# Area Between Curves

Applications of Integration 1 – Area Between Curves The first thing to keep in mind when teaching the applications of integration is Riemann sums. The thing is that when you set up and solve the majority of application problems you cannot help but develop a formula for the situation. Students think formulas are handy and…

# The Fundamental Theorem of Calculus

The Fundamental Theorem of Calculus or FTC, as its name suggests, is a very important idea. It is not sufficient to present the formula and show students how to use it. Show them where it comes from. Here is an approach to demonstrate the FTC. I try to sneak up on the result by proposing…

# The Definition of the Definite Integral

From the last post, it seems pretty obvious that as the number of rectangles in a Riemann sum increases or, what amounts to the same thing, the width of the sub-intervals decreases, the Riemann sum approaches the area of the region between a graph and the x-axis. The figures below show left-Riemann sums for the…

# Riemann Sums

In our last post we discussed what are called Riemann sums. A sum of the form  or the form (with the meanings from the previous post) is called a Riemann sum. The three most common are these and depend on where the is chosen. Left-Riemann sum, L, uses the left side of each sub-interval, so…

# Working Towards Riemann Sums

In three previous posts (Nov 30, Dec 3 and Dec 5, 2012) we considered some examples leading up to integration and Riemann sums. Graphically all three can be seen as finding the area of the region between a graph and the x-axis over an interval.  The next thing to do is to abstract that process…

# Under is a Long Way Down

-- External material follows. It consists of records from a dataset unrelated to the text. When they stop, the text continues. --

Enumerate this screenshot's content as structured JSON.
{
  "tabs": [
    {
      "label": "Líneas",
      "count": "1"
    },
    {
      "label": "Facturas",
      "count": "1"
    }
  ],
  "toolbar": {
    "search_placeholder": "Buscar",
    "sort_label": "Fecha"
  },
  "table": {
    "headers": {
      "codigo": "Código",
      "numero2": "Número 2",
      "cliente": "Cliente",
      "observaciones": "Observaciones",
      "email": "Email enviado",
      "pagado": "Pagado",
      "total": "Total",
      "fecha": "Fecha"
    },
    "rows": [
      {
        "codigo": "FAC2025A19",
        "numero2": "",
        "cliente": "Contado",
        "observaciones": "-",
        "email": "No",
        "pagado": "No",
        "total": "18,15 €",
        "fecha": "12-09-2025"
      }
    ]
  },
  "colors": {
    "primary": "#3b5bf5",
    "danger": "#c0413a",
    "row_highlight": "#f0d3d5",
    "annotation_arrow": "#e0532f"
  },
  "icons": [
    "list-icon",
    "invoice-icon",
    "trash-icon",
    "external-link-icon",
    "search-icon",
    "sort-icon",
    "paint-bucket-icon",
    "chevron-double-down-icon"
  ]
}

The development of the ideas and concepts related to definite integrals almost always begins with finding the area of a region between a graph in the first quadrant and the x-axis between two vertical lines. Everyone, including me in the past, refers to this as “finding the area under the curve.” Under is a long…